When Captains Lewis and Clark were sent out by the United States' government, in 1804, to explore the western territory, they held a council with the Indians at the western border of Iowa, near the northwestern corner of what is now Pottawattamie county. The steep, rocky hills of that place they called Council Bluffs, which name afterwards was transferred to the city.
The name "Iowa" is generally acknowledged to mean "the beautiful land." According to an Indian legend, some Indians, journeying westward, arrived at the great river constituting the eastern boundary of Iowa, and, looking over the broad expanse of its waters, and beholding for the first time the green hills and grassy plains on the opposite shore, they exclaimed, "Iowa!" - the beautiful land.
The first permanent settlers in Iowa made their homes in what is now Lee county. In 1920 Dr. Samuel C. Muir built his cabin on the present site of Keokuk. Isaac Galland and his family came nine years later to the same locality, a tract reserved for half-breeds. In 1832 about 50 white persons were living in Iowa. Mr. Galland established the, first school in Iowa in his kitchen, and Berryman Jennings from Kentucky became the first teacher with eight pupils.
Until the Black Hawk war the Indians were in indisputable possession of Iowa. After the war a treaty was entered into, September 21st, 11832, by which the Sac and Fox Indians ceded to United States ,a strip of land, 49 miles wide, along the eastern border of Iowa, for which they were to receive $20,000 a year for a period of 30 years. The two tribes were also to have possession of a reservation along the Iowa river, containing 400 square miles of land. This so-called Keokuk Reserve the Indians retained till 1836, when they relinquished the tract to United States.
A "Second Black Hawk Purchase" was made October 21, 1837, according to which the Indians ceded to United States another large territory west of the first one, and in 1838 white settlers in large numbers entered this section and took possession of it. The last treaty with the Sac and Fox tribes was made in October, 1842, and embraced all the rest of the land of Iowa. By its terms the United States was given possession, on May 1, 1843, of all the land east of Red Rock, and on October 10, 3845, of the balance of the Iowa territory, the Indians removing to their appointed reservations in Kansas.
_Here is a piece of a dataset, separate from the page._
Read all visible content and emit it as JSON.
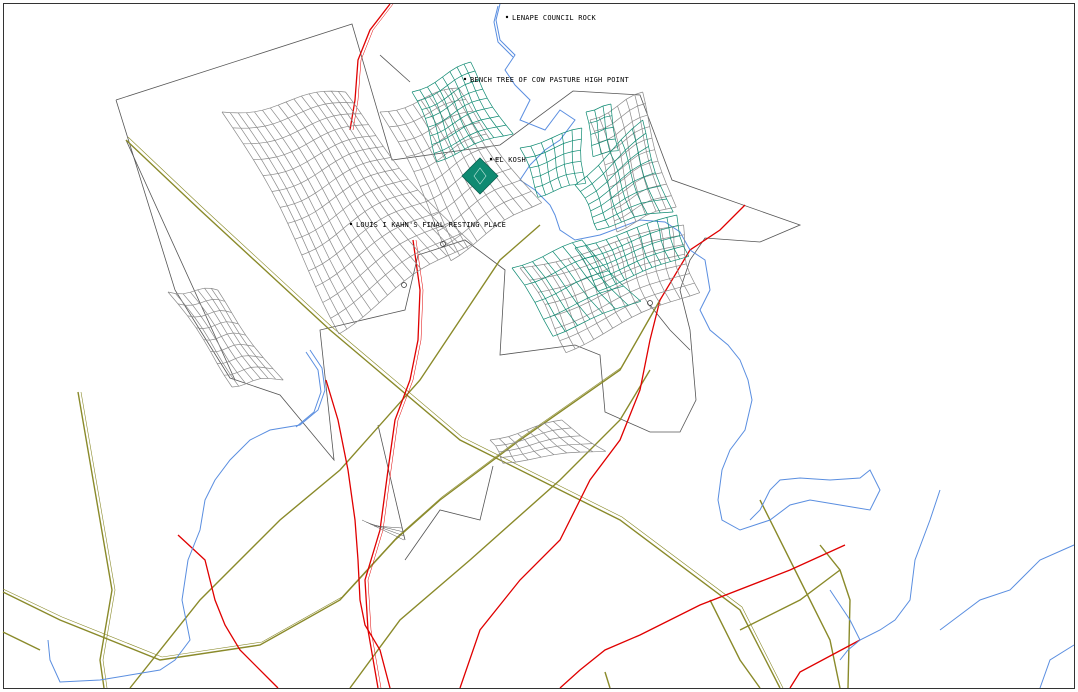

In 1834 the whole region lying between the Mississippi and Missouri rivers, and extending from the state of Missouri on the south to the British possession on the north, was formed into Michigan Territory. In September of that year the Black Hawk Purchase was divided into two counties, called Dubuque and Des Moines. For Judicial. purposes the two counties were attached to Iowa county, Michigan Territory, and called the Iowa District, and thus the name of Iowa was first applied to any part of the territory. When Michigan was admitted as a state, in 1826, the Wisconsin Territory was created with Iowa included. Two years later, July 4, 1838, Iowa was segregated and became a separate territory according to a law, passed by Congress, and signed by President Van Buren, the 12th of June that year.
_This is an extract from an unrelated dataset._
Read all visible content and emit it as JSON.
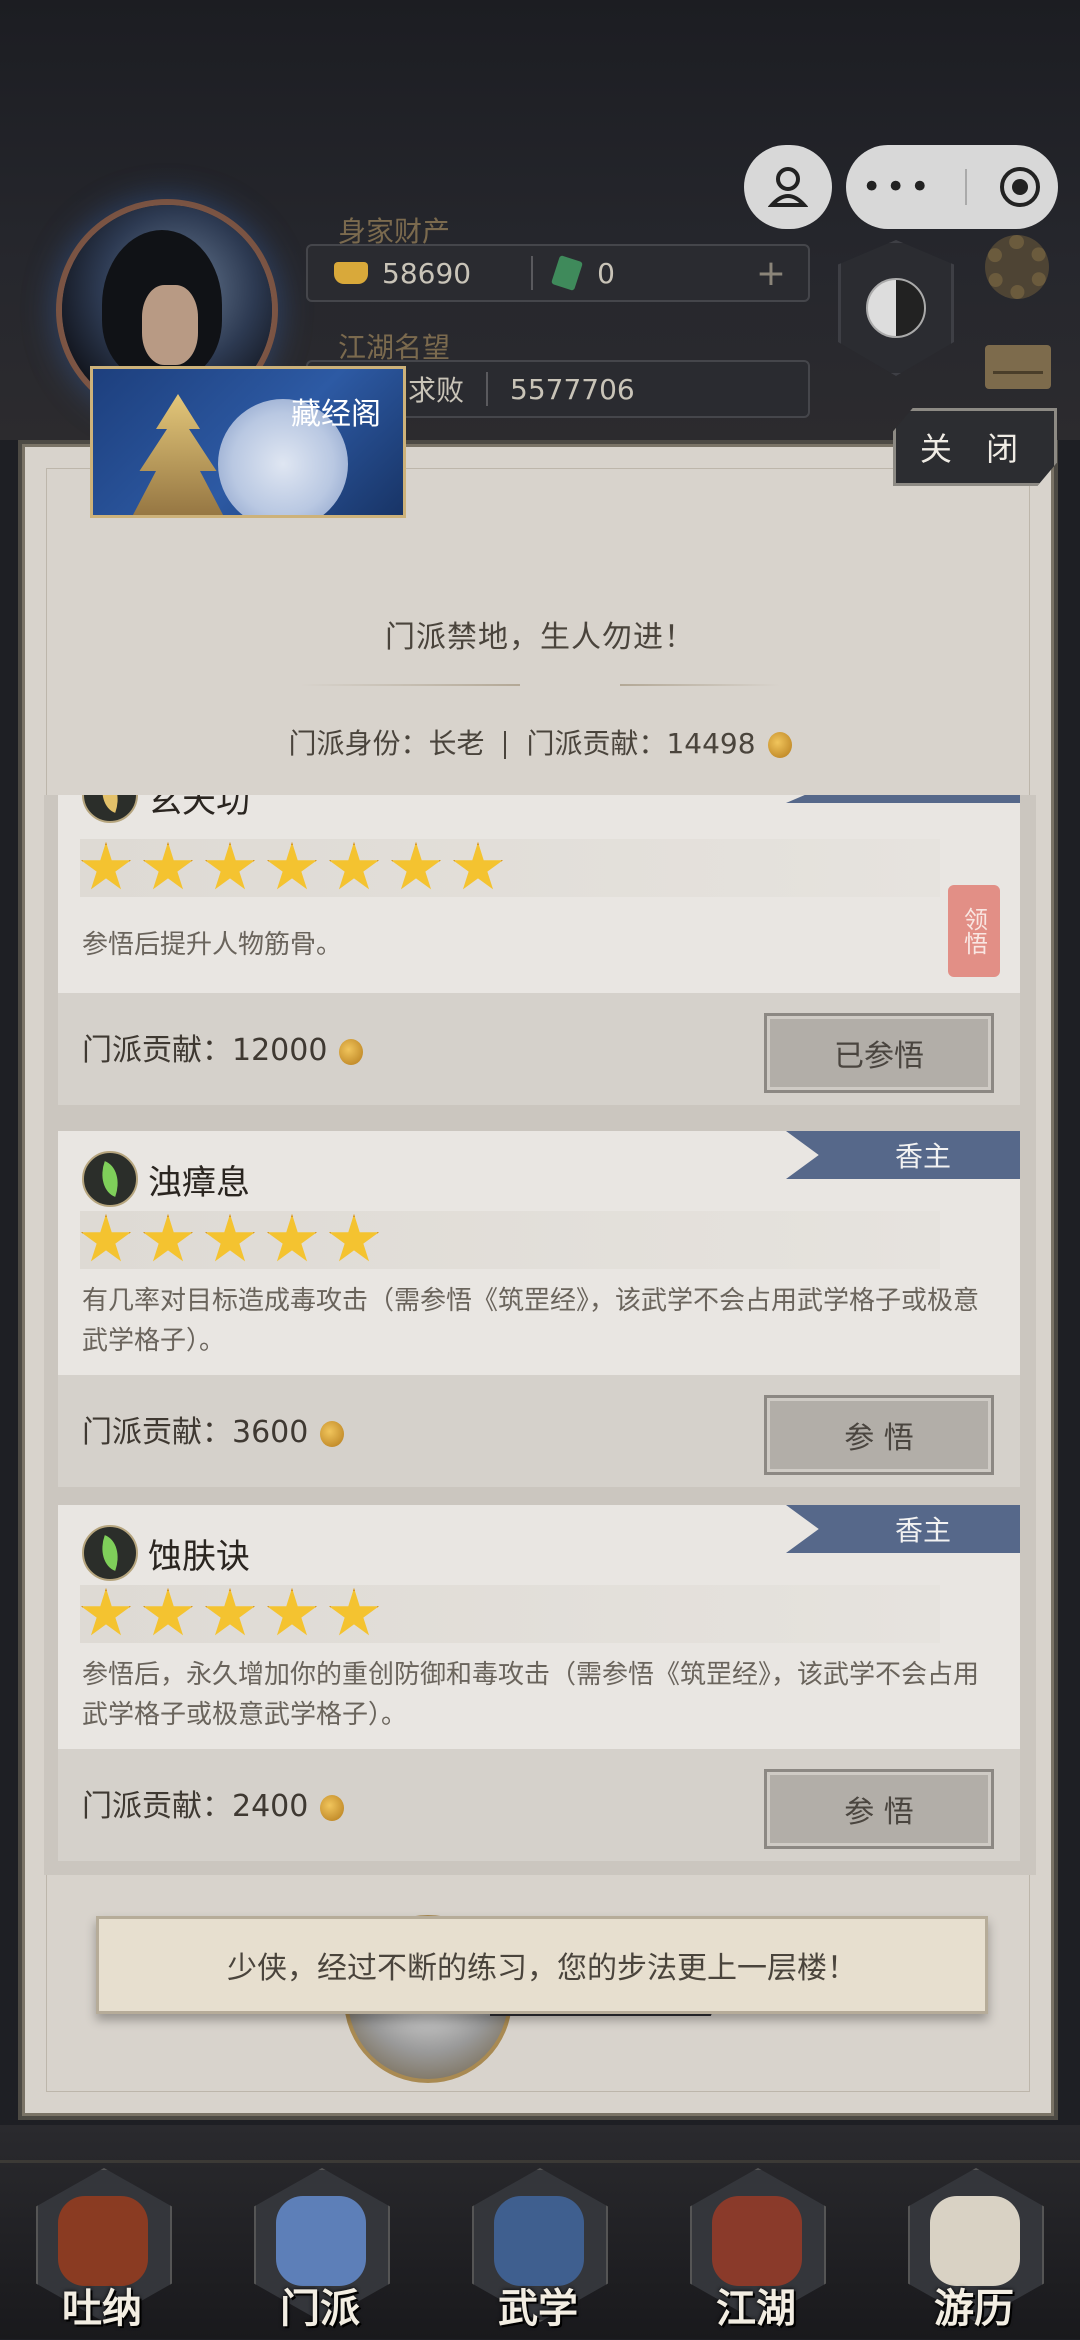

In 1836 Iowa had a population of 10,531; in 1840, 43,107; in 1850, 200,000, and in 1855, 500,000. The state of Iowa was admitted into the Union in 1846. Already in 1845, the Sacs and Foxes were escorted out of Iowa by troops to their reservations in Kansas, and in 1846, the Winnebagos by a treaty surrendered their reservation in Iowa for another in Minnesota. Likewise the Pottawattamies, and their associates, the Chippewas and Ottawas, agreed by treaty, in 1846, to give up their lands along the Missouri. Only the Sioux remained, and in 1851-52 the government made a treaty with them under the terms of which they agreed to vacate their lands in Iowa during the following year. In this treaty a number of smaller Indian bands also concurred.